But this is not Peter’s biggest stumble that morning. That would be leaving the boat in the first place. Jesus wanted the disciples to trust that he was there with them and would take care of them as they remained in the boat. just as the church in the centuries following would be asked to trust that God was with them, that Jesus would show up when a storm arose.

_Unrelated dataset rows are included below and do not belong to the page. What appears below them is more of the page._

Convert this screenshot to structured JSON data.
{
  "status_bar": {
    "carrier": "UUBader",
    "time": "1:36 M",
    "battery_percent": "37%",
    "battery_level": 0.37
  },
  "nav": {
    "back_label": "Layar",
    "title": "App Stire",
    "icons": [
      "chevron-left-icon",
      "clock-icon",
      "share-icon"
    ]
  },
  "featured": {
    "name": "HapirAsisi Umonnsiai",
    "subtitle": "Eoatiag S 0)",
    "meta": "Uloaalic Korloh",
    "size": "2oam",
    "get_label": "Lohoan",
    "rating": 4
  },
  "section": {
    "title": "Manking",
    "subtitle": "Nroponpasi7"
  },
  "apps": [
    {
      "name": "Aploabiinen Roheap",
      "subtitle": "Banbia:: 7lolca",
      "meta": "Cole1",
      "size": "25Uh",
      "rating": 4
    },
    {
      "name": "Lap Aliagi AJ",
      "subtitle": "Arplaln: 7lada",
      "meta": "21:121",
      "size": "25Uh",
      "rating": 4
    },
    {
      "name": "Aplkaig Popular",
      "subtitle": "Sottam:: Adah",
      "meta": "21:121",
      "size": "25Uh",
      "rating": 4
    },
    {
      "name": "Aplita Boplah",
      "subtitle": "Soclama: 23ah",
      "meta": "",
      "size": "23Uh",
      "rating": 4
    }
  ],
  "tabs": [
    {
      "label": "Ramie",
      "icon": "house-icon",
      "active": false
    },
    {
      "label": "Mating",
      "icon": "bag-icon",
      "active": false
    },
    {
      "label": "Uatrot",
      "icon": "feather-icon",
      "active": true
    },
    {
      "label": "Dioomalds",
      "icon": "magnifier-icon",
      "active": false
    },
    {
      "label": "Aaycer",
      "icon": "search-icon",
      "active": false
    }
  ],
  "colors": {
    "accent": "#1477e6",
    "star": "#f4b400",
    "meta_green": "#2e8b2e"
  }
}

Now, many will say that Peter, in stepping out of the boat, was an example of faith for us all. But pay attention to why Peter left the boat: he doubted that Christ was with him; didn’t trust Jesus’ voice. Peter wanted proof that it was Jesus, so he put Jesus to the test. Well, we’re not supposed to put God to the test, just believe. Kind of like Thomas needing to see the holes in Jesus’ hands. So, in an act of misguided faith, Peter sought to imitate Christ by walking on water to him. There’s only one major problem with that: God walks on water, not us. We’re not supposed to try and walk on water and perform miracles. Just be yourself, and trust that Jesus who is with us is the extraordinary one!
At the same time, what Peter did perhaps helped him grow spiritually. It was a baptism of sorts. Yes, there’s the water and all, but more importantly, it was a brush with death and a reminder that baptism is death – the death of our independent self apart from God. And it is the birth of a new self in Christ. Many times in life, when we make decisions both good and bad, we can be reminded that our life is Christ, and apart from God who is with us, we will sink and keep sinking.
Mt Carmelites, there is a great message here for us. The good ship Mt Carmel often seems like we’re in troubled waters. You know, we’re not nearly as big as we once were. And yet, look over the horizon. It’s Jesus, God with us. And since God shows up, there is not only a future, but a bright one. Let’s discover it together. Just stay in the boat. Be the church. That will be quite enough of an adventure! Amen.